**The problem:** An exact copy of all the data is needed, with every picture left out.

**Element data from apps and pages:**
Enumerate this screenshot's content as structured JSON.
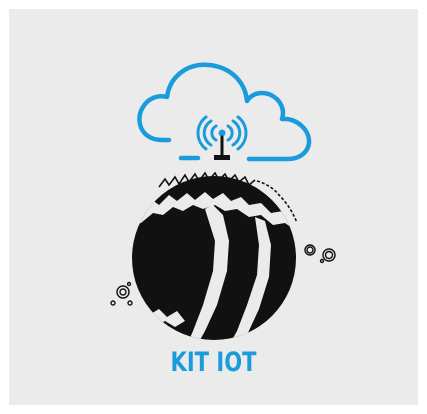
{
  "brand": {
    "title": "KIT IOT",
    "title_color": "#1a9cdc",
    "accent_color": "#1a9cdc",
    "ink_color": "#111111",
    "background_color": "#ebebeb"
  },
  "icons": {
    "cloud": "cloud-icon",
    "antenna": "wireless-antenna-icon",
    "ball": "striped-ball-icon"
  }
}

**Response below:**
Enumerate this screenshot's content as structured JSON.
{
  "brand": {
    "title": "KIT IOT",
    "title_color": "#1a9cdc",
    "accent_color": "#1a9cdc",
    "ink_color": "#111111",
    "background_color": "#ebebeb"
  },
  "icons": {
    "cloud": "cloud-icon",
    "antenna": "wireless-antenna-icon",
    "ball": "striped-ball-icon"
  }
}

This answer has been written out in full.